In August of 1970, Hurricane Celia devastated Ingleside, leaving massive destruction. Approximately 95% of business buildings and 45% of the residences were damaged. The police station had been relocated next to the fire station on Ave B and it blew down during the storm. For seventeen months after Celia, the fire station was “home” to both Police and Firefighters alike. During the 1970’s, the 1942 GMC was sold and the 1955 emergency car was sold in 1986. Additional vehicles have been purchased and sold throughout the years as the need arose, in addition to the pumpers mentioned earlier.
In 1978, the fire department accepted its first woman firefighter. A local business owner named Barbara Thompson. The Fire Chief at that time was Jim Wright and he said they “decided to try to have some women firemen to answer daytime fire calls. We need more people.” With the advent of women into the department the volunteers began calling themselves firefighters rather than firemen. In 1979, Chief Wright was quoted as saying, “It doesn’t make a difference whether it is a man or woman – if a home is burning, you need people to handle the job.”
Prior to January, 1981, the gear that was issued to a firefighter consisted of a coat, knee boots and a helmet. That month the city purchased the first bunker pants and gloves to be used by the firefighters.
In 1984, the fire department took delivery of its first mini-pumper, it was known as Engine 2. It carries the hydraulic rescue equipment and tools. The city also provided funds for the remodeling of the fire station.

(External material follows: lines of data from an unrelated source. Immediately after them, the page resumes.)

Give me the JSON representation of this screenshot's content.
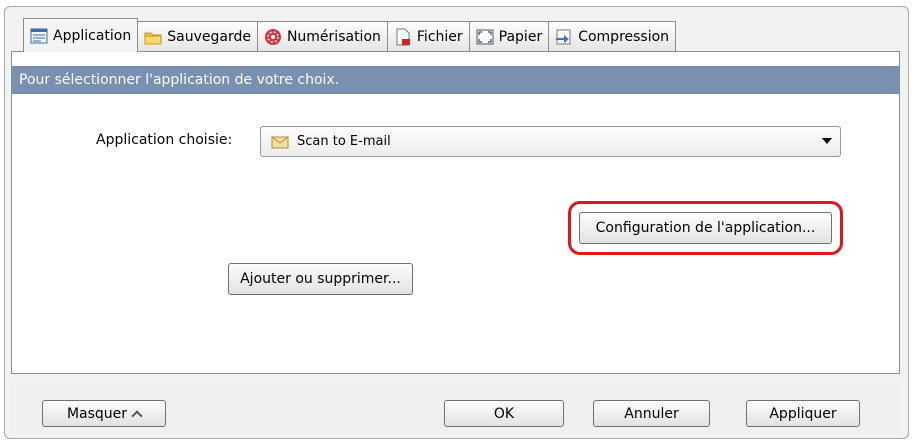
{
  "tabs": [
    {
      "label": "Application",
      "icon": "application-icon",
      "active": true
    },
    {
      "label": "Sauvegarde",
      "icon": "folder-icon",
      "active": false
    },
    {
      "label": "Numérisation",
      "icon": "scan-icon",
      "active": false
    },
    {
      "label": "Fichier",
      "icon": "file-icon",
      "active": false
    },
    {
      "label": "Papier",
      "icon": "paper-icon",
      "active": false
    },
    {
      "label": "Compression",
      "icon": "compression-icon",
      "active": false
    }
  ],
  "panel": {
    "banner": "Pour sélectionner l'application de votre choix.",
    "app_label": "Application choisie:",
    "app_selected": "Scan to E-mail",
    "config_button": "Configuration de l'application...",
    "add_remove_button": "Ajouter ou supprimer..."
  },
  "footer": {
    "hide_button": "Masquer",
    "ok_button": "OK",
    "cancel_button": "Annuler",
    "apply_button": "Appliquer"
  },
  "colors": {
    "banner": "#7990b1",
    "highlight": "#e4141b"
  }
}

Central heat and air and floor tiles were installed in the meeting room, also offices were created and the restroom relocated.

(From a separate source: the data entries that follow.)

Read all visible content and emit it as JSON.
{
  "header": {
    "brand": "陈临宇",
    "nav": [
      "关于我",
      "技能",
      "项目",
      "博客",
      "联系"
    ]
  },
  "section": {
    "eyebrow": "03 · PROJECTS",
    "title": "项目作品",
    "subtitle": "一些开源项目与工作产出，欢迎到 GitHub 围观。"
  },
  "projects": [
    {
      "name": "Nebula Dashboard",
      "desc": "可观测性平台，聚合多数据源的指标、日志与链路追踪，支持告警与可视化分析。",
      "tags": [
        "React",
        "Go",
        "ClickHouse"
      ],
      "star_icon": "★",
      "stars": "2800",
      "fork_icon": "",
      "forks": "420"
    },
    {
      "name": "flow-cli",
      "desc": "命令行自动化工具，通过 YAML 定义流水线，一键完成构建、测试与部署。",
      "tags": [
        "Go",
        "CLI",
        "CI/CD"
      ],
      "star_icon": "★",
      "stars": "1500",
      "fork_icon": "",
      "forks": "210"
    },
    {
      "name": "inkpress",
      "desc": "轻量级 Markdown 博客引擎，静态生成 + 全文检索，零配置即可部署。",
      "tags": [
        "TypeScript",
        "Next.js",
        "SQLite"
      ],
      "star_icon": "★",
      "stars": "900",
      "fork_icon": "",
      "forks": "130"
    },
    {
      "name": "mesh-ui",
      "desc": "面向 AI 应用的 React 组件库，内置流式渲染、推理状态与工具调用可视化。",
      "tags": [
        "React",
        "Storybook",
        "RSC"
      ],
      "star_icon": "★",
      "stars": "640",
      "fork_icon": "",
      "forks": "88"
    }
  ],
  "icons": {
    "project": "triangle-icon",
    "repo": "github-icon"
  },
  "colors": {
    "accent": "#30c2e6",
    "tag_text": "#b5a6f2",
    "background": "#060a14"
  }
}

In 1990 Ingleside became home to Naval Station Ingleside.
In 1991, the fire department had its first firefighter who was in the Navy. The Navy base has since closed. Even after all these years, firefighters that can respond to daytime calls are still not as plentiful as during the evening hours. Fortunately, a large number are allowed to leave their jobs to respond to the fires. The fire department also received a $1500 donation from OxyChem Ingleside which was used to purchase a computer for the fire department.

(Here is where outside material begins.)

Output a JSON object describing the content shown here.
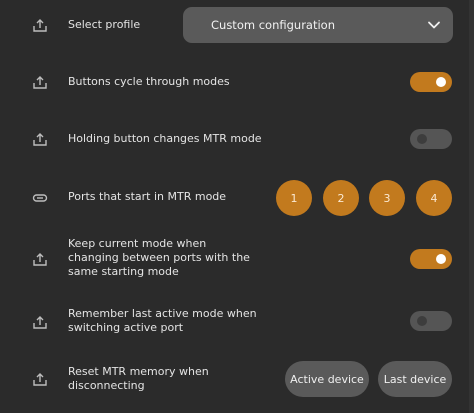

On January 28, 1992, the City of Ingleside authorized the purchase of a new pumper from Emergency One, known as Engine 9. Chief West, along with his Assistant Chiefs, Claude Perkins and Bob Richardson worked hard on the specifications to see that the truck was needed for the City of Ingleside. The excited volunteer firefighters and their families waited at the station for the truck to be delivered since it was the first time in 23 years that the city had been able to purchase a brand new full size pumper. Engine 9 was delivered to Ingleside Fire Station on April 6, 1992. Due to the growing concern for safety of the firefighters, the new truck had an enclosed cab that would carry five personnel. At that time, the department established its own internal policy that firefighters would no longer be able to ride tailboard on the apparatus. With the advent of that policy, a long standing tradition was discontinued. No longer would Ingleside firefighters be seen riding on the back of a fire truck.
The first Fire Chief was Andy Dreese. He was followed by Joe Rude, Tommy Young, Jum Mullinax, Archie Blanscet, Jessie Duncan, J. H. Northam, R. L. Cooper Jr., Jim Wright, Doyle West, Claude Perkins, Bob Richardson, Chad Champion, R.J. Thomas, and Steven Loving who is serving as the current Fire Chief.
The first Fire Marshall was Ned Allen. He was followed by Jessie Duncan, R. L. Irwin, Clyde Simmons, Mike Kelly, Glenn Taylor, Claude Perkins, Kathy McGraw, Walter Winkle, Bob Richardson, Stephen Rex, Stephen Burnett, Steven Loving, Michael Lovie, and James Creek who is serving as the current Fire Marshal.